> [Description of the task]
Leaving out every picture, output the records below exactly as they are.

------------------------

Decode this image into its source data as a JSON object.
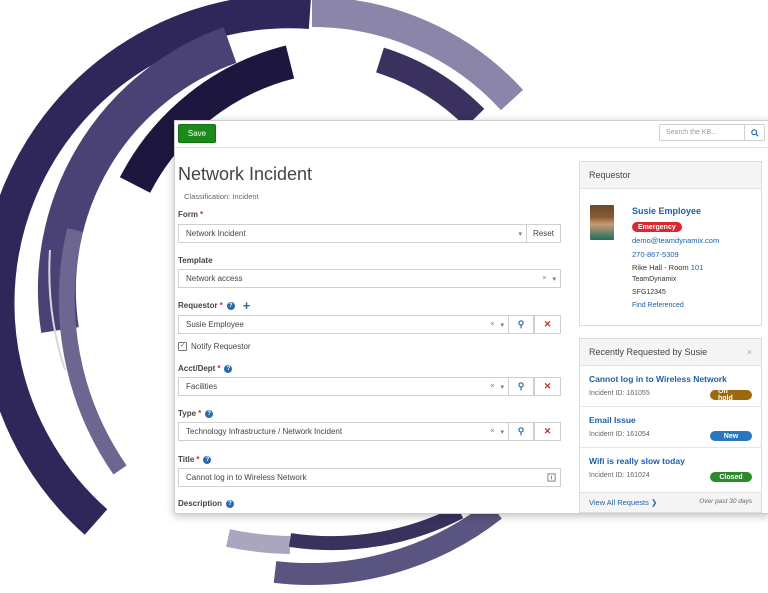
{
  "colors": {
    "save": "#1a8b1a",
    "link": "#1f5fa8",
    "emergency": "#d9282f",
    "on_hold": "#9b6a0f",
    "new": "#2a77bd",
    "closed": "#2b8a2b",
    "deco_dark": "#2c2456",
    "deco_mid": "#6e6a93"
  },
  "toolbar": {
    "save_label": "Save",
    "kb_search_placeholder": "Search the KB...",
    "kb_search_icon": "search-icon"
  },
  "form": {
    "title": "Network Incident",
    "classification": "Classification: Incident",
    "form_label": "Form",
    "form_value": "Network Incident",
    "reset_label": "Reset",
    "template_label": "Template",
    "template_value": "Network access",
    "requestor_label": "Requestor",
    "requestor_value": "Susie Employee",
    "notify_label": "Notify Requestor",
    "notify_checked": true,
    "acct_label": "Acct/Dept",
    "acct_value": "Facilities",
    "type_label": "Type",
    "type_value": "Technology Infrastructure / Network Incident",
    "title_label": "Title",
    "title_value": "Cannot log in to Wireless Network",
    "description_label": "Description",
    "required_mark": "*",
    "help_glyph": "?",
    "add_glyph": "+",
    "clear_glyph": "×",
    "caret_glyph": "▾",
    "search_glyph": "⚲",
    "remove_glyph": "✕"
  },
  "requestor_panel": {
    "heading": "Requestor",
    "name": "Susie Employee",
    "priority_badge": "Emergency",
    "email": "demo@teamdynamix.com",
    "phone": "270-867-5309",
    "location_prefix": "Rike Hall - Room ",
    "room": "101",
    "org": "TeamDynamix",
    "id": "SFG12345",
    "find_referenced": "Find Referenced"
  },
  "recent_panel": {
    "heading": "Recently Requested by Susie",
    "close_glyph": "×",
    "items": [
      {
        "title": "Cannot log in to Wireless Network",
        "id": "Incident ID: 161055",
        "status": "On hold"
      },
      {
        "title": "Email Issue",
        "id": "Incident ID: 161054",
        "status": "New"
      },
      {
        "title": "Wifi is really slow today",
        "id": "Incident ID: 161024",
        "status": "Closed"
      }
    ],
    "view_all": "View All Requests ❯",
    "past_days": "Over past 30 days"
  }
}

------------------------

> [Exercise output]
Decode this image into its source data as a JSON object.
{
  "colors": {
    "save": "#1a8b1a",
    "link": "#1f5fa8",
    "emergency": "#d9282f",
    "on_hold": "#9b6a0f",
    "new": "#2a77bd",
    "closed": "#2b8a2b",
    "deco_dark": "#2c2456",
    "deco_mid": "#6e6a93"
  },
  "toolbar": {
    "save_label": "Save",
    "kb_search_placeholder": "Search the KB...",
    "kb_search_icon": "search-icon"
  },
  "form": {
    "title": "Network Incident",
    "classification": "Classification: Incident",
    "form_label": "Form",
    "form_value": "Network Incident",
    "reset_label": "Reset",
    "template_label": "Template",
    "template_value": "Network access",
    "requestor_label": "Requestor",
    "requestor_value": "Susie Employee",
    "notify_label": "Notify Requestor",
    "notify_checked": true,
    "acct_label": "Acct/Dept",
    "acct_value": "Facilities",
    "type_label": "Type",
    "type_value": "Technology Infrastructure / Network Incident",
    "title_label": "Title",
    "title_value": "Cannot log in to Wireless Network",
    "description_label": "Description",
    "required_mark": "*",
    "help_glyph": "?",
    "add_glyph": "+",
    "clear_glyph": "×",
    "caret_glyph": "▾",
    "search_glyph": "⚲",
    "remove_glyph": "✕"
  },
  "requestor_panel": {
    "heading": "Requestor",
    "name": "Susie Employee",
    "priority_badge": "Emergency",
    "email": "demo@teamdynamix.com",
    "phone": "270-867-5309",
    "location_prefix": "Rike Hall - Room ",
    "room": "101",
    "org": "TeamDynamix",
    "id": "SFG12345",
    "find_referenced": "Find Referenced"
  },
  "recent_panel": {
    "heading": "Recently Requested by Susie",
    "close_glyph": "×",
    "items": [
      {
        "title": "Cannot log in to Wireless Network",
        "id": "Incident ID: 161055",
        "status": "On hold"
      },
      {
        "title": "Email Issue",
        "id": "Incident ID: 161054",
        "status": "New"
      },
      {
        "title": "Wifi is really slow today",
        "id": "Incident ID: 161024",
        "status": "Closed"
      }
    ],
    "view_all": "View All Requests ❯",
    "past_days": "Over past 30 days"
  }
}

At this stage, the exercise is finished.